In Lebanon this doesn’t really apply. Here the community speaks not one but several languages. You can play this one of two ways. Either parents can use it to reinforce the home language or to contrast with it since they can opt for schooling in French or English. So parents can, to a degree, “choose” a community language. Many Christian Lebanese kids grow up with French only learning Lebanese dialect as a second language, with classical Arabic coming a poor third or fourth. In Achrafieh the default mode is to speak French to any kids … even if you speak Lebanese with their parents. It especially makes me giggle when Filipina maids sing French nursery rhymes to my daughter.

Of course at 19 months, the community language – whatever it may be – has only a very minor role since she is not at nursery. Since daddy telecommutes, she gets a lot of time with both of us.  So balancing the influence of English against French is fairly simple.  However, we do speak more English between ourselves than French and that clearly shows in her vocabulary. By the end of 18 months she used about 50 French words compared to 70 English words, apart from 25 “neutral” words, such as names, Lebanese words and words which sound the same in both languages.

However you could also put it down to my mild obsession with language, which makes me more pedagogical whereas daddy is more playful! At any rate she’s learning both ways. She’s at ease translating words between the two languages. If she points and says “pawapluie” I only have to ask, “How does mummy say it?” and she responds “umbwella”.

Another surprise for me was that once my Beirut baby learns a word in one language she isn’t slower to learn it in the second language. Her first words were all for different things, not French AND English for the same thing (eg cat and chat) and it seemed to be a case of whether I got there first, or my husband did. But now the crossover of her two vocabularies is almost total. I thought that once the need was filled there would be less motivation to learn the equivalent word, but it actually comes quicker, as if the hard part is nailing the concept and getting a label on it, but then adding alternative names to the same notion is easy. Has anybody else found this?

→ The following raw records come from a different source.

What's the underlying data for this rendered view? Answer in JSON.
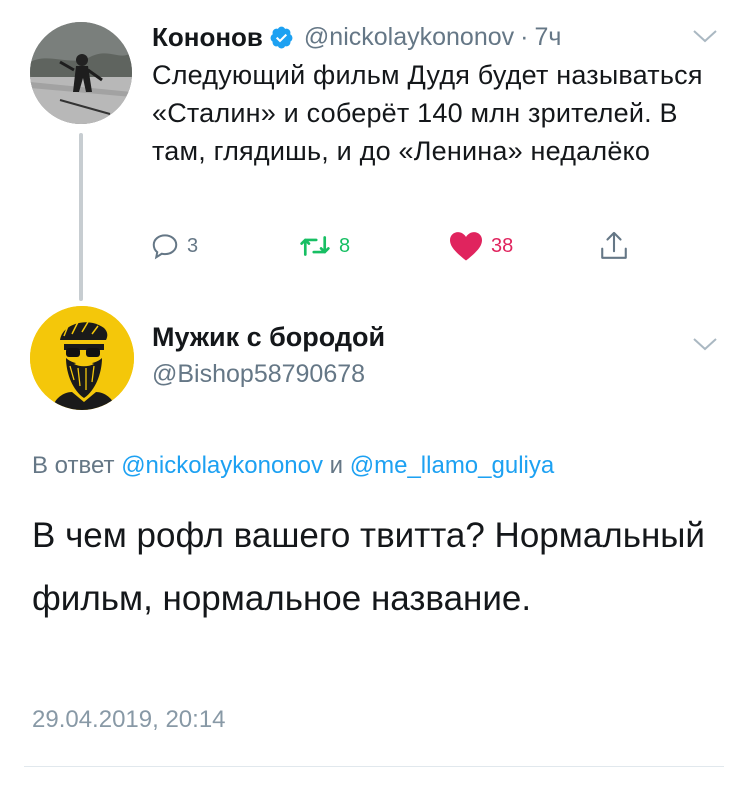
{
  "parent_tweet": {
    "author_name": "Кононов",
    "handle": "@nickolaykononov",
    "separator": "·",
    "time": "7ч",
    "text": "Следующий фильм Дудя будет называться «Сталин» и соберёт 140 млн зрителей. В там, глядишь, и до «Ленина» недалёко",
    "verified": true,
    "actions": {
      "reply_count": "3",
      "retweet_count": "8",
      "like_count": "38"
    }
  },
  "reply_tweet": {
    "author_name": "Мужик с бородой",
    "handle": "@Bishop58790678",
    "reply_prefix": "В ответ",
    "reply_to_1": "@nickolaykononov",
    "reply_conjunction": "и",
    "reply_to_2": "@me_llamo_guliya",
    "text": "В чем рофл вашего твитта? Нормальный фильм, нормальное название.",
    "timestamp": "29.04.2019, 20:14"
  },
  "colors": {
    "text": "#14171a",
    "secondary": "#657786",
    "link": "#1da1f2",
    "retweet": "#17bf63",
    "like": "#e0245e",
    "avatar_bg": "#f4c70a"
  },
  "icons": {
    "verified": "verified-badge-icon",
    "menu": "chevron-down-icon",
    "reply": "reply-icon",
    "retweet": "retweet-icon",
    "like": "heart-icon",
    "share": "share-icon"
  }
}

We don’t know where we will end up living, so for now we are aiming for a good balance of the two languages at home. With time we’d appreciate an extra boost for French from the community to fight the international dominance of English. Ideally we’d also have the chance for our daughter to learn Lebanese in the playground when starting school, and literary Arabic a bit later in class.

Some parents focus so much on English or French that their kids find learning written Arabic a big chore, but if we were to leave Lebanon this is one major opportunity my Beirut baby would miss out on, as neither of us are able to teach her properly ourselves.